Contemporary Australian Poetry.
Newlywed by Nathanael O'Reilly
Slow News by Bonny Cassidy
Stuff a mattress. Dress the bed
in fresh white linen; on top, toss a Dickensian
heroine, blonde, preferably weeping.
Grab a hank in each hand; shake
in the face of a charging stag.
Recognising you’re a puma,
he’ll reconsider his advance.
For those artistically inclined,
it can be coaxed into a sculpture –
a replica Venus de Milo, for instance,
or perhaps the Eiffel Tower.
Weave into a sack; fill with the heads
of your enemies. Send it via courier
across the hostile border.
Let it take the place of a foetus.
The body will encase it
just the same, and let it swell
to a newborn’s dimensions.
Birds are famously laissez-faire.
To form nests, they’ll mesh it
with more traditional debris.
Tesselate into a decorative pattern.
Frame in jet, and use gilt to pick out
the letters: in memory etc. Attach
to the breast of any loitering Victorian.
Chop finely. As the bride emerges,
beaming, from the church,
throw it into her face.
Dip the tip in ink, and write letters
to your least impressive ex-lovers.
Use those lines you’ve been saving
about his bald spot, her ankles.
Suspend from a rod and hooks.
Part down the centre, secure with ribbons,
then stand back to admire the view.
Eat enough, and it will inhabit
the whole length of your bowel.
The hair will twist itself
into a rope, too slippery
for prince or witch to grip.

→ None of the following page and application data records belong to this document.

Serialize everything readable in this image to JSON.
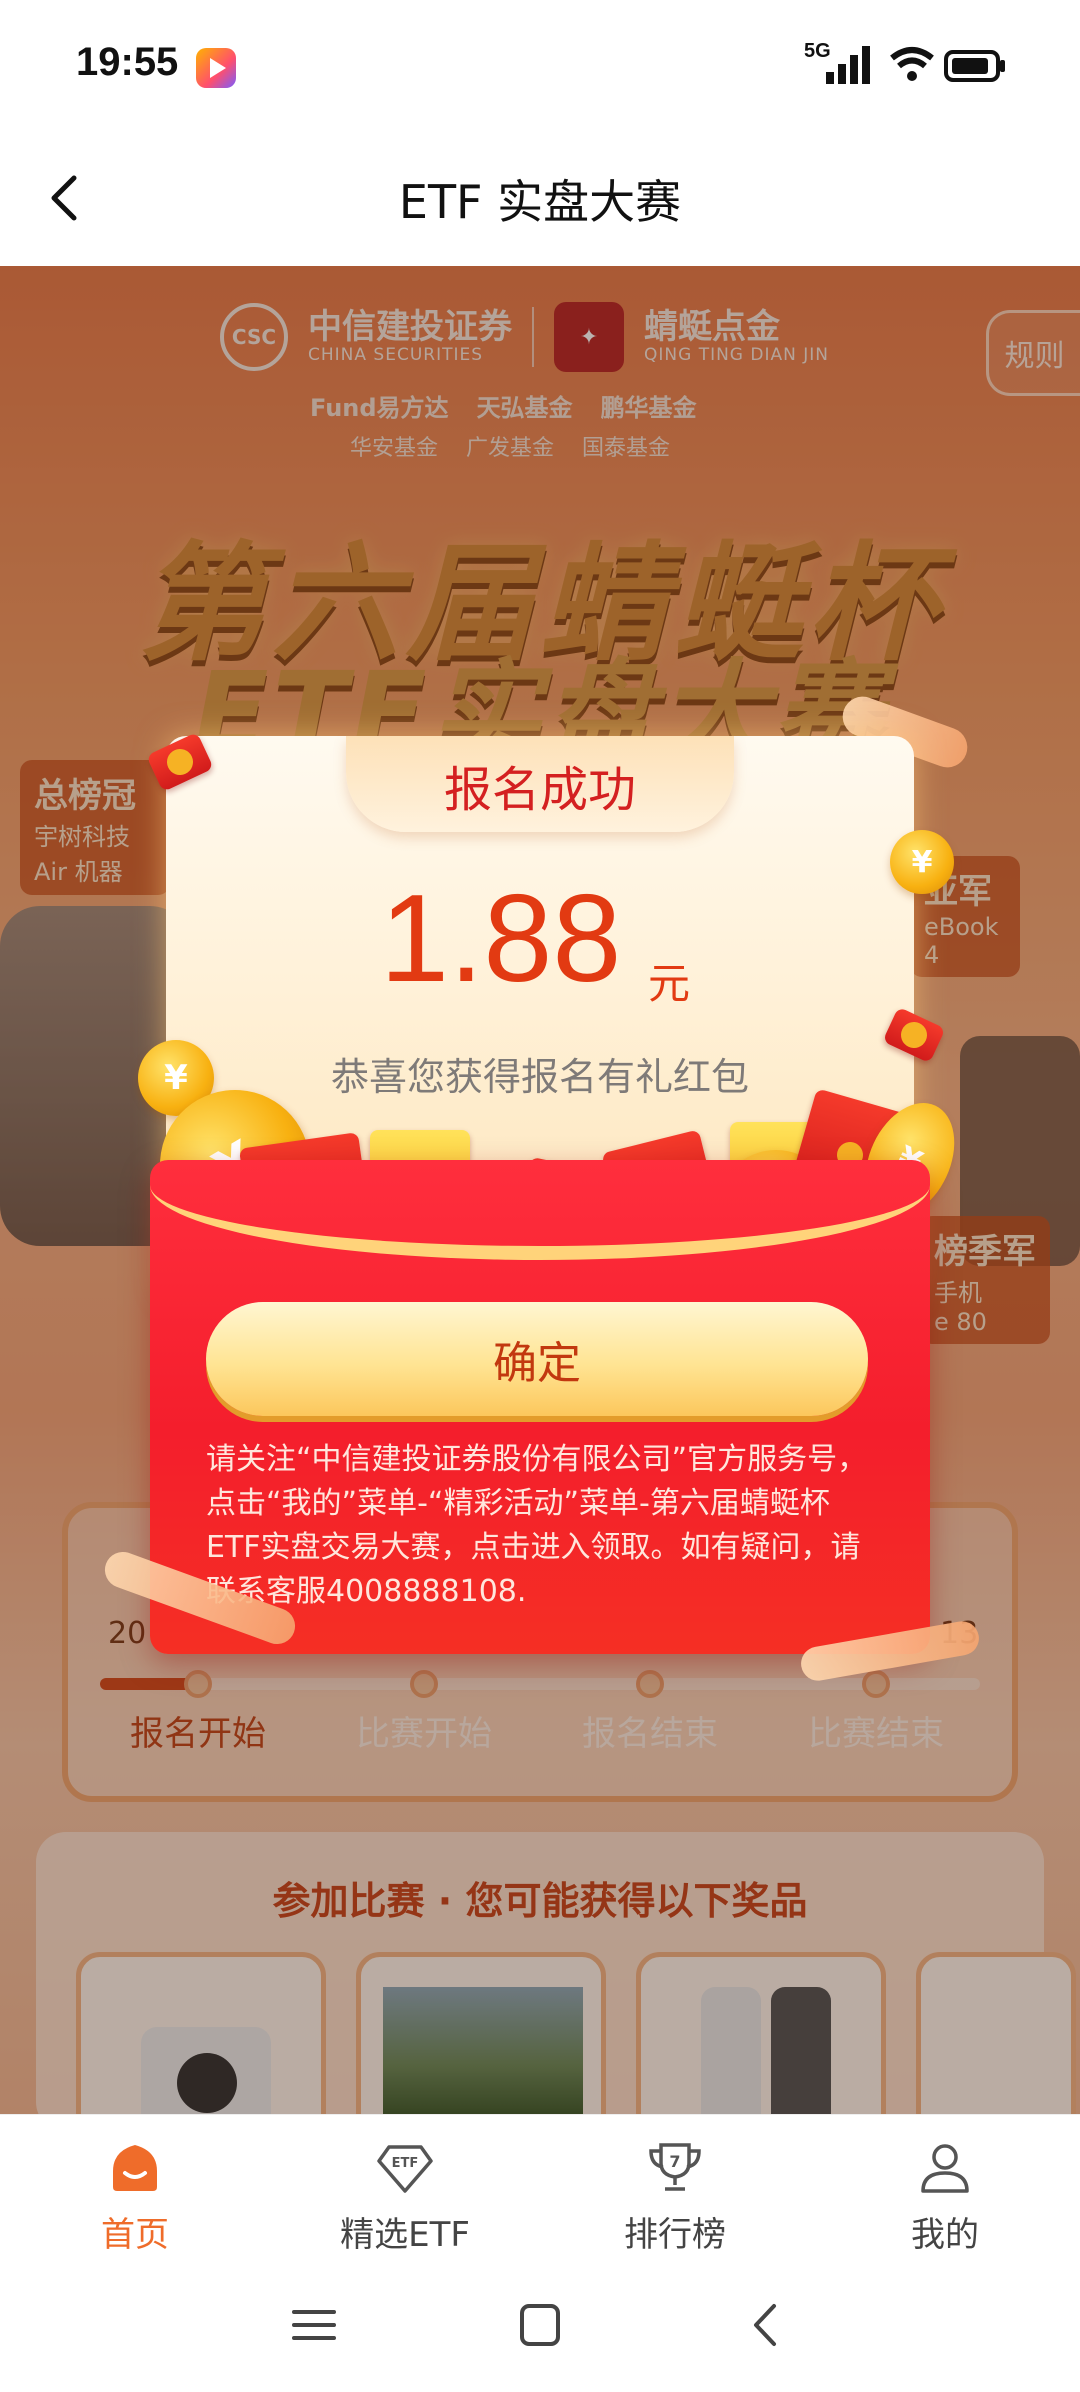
{
  "status_bar": {
    "time": "19:55",
    "network": "5G"
  },
  "nav": {
    "title": "ETF 实盘大赛"
  },
  "banner": {
    "sponsor_1_cn": "中信建投证券",
    "sponsor_1_en": "CHINA SECURITIES",
    "sponsor_2_cn": "蜻蜓点金",
    "sponsor_2_en": "QING TING DIAN JIN",
    "funds_row_1": [
      "Fund易方达",
      "天弘基金",
      "鹏华基金"
    ],
    "funds_row_2": [
      "华安基金",
      "广发基金",
      "国泰基金"
    ],
    "rules_label": "规则",
    "hero_line_1": "第六届蜻蜓杯",
    "hero_line_2": "ETF实盘大赛"
  },
  "prize_tags": {
    "left_title": "总榜冠",
    "left_sub_1": "宇树科技",
    "left_sub_2": "Air 机器",
    "right_title": "亚军",
    "right_sub_1": "eBook",
    "right_sub_2": "4",
    "right2_title": "榜季军",
    "right2_sub_1": "手机",
    "right2_sub_2": "e 80"
  },
  "timeline": {
    "date_left": "20",
    "date_right": "13",
    "stages": [
      "报名开始",
      "比赛开始",
      "报名结束",
      "比赛结束"
    ]
  },
  "prizes": {
    "title": "参加比赛 · 您可能获得以下奖品"
  },
  "modal": {
    "title": "报名成功",
    "amount": "1.88",
    "unit": "元",
    "description": "恭喜您获得报名有礼红包",
    "confirm_label": "确定",
    "notice": "请关注“中信建投证券股份有限公司”官方服务号，点击“我的”菜单-“精彩活动”菜单-第六届蜻蜓杯ETF实盘交易大赛，点击进入领取。如有疑问，请联系客服4008888108."
  },
  "tabs": [
    {
      "label": "首页",
      "icon": "home-icon",
      "active": true
    },
    {
      "label": "精选ETF",
      "icon": "etf-diamond-icon",
      "active": false
    },
    {
      "label": "排行榜",
      "icon": "trophy-icon",
      "active": false
    },
    {
      "label": "我的",
      "icon": "person-icon",
      "active": false
    }
  ],
  "colors": {
    "accent": "#EF6C2A",
    "envelope_red": "#F41E2C",
    "amount_red": "#E23A12"
  }
}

Chloe Wilson's first collection, The Mermaid Problem, was commended in the Anne Elder Award and Highly Commended in the Mary Gilmore Award. She won the 2014 Arts Queensland Val Vallis Award for Unpublished Poetry, and was a co-winner of the 2013 Gwen Harwood Poetry Prize.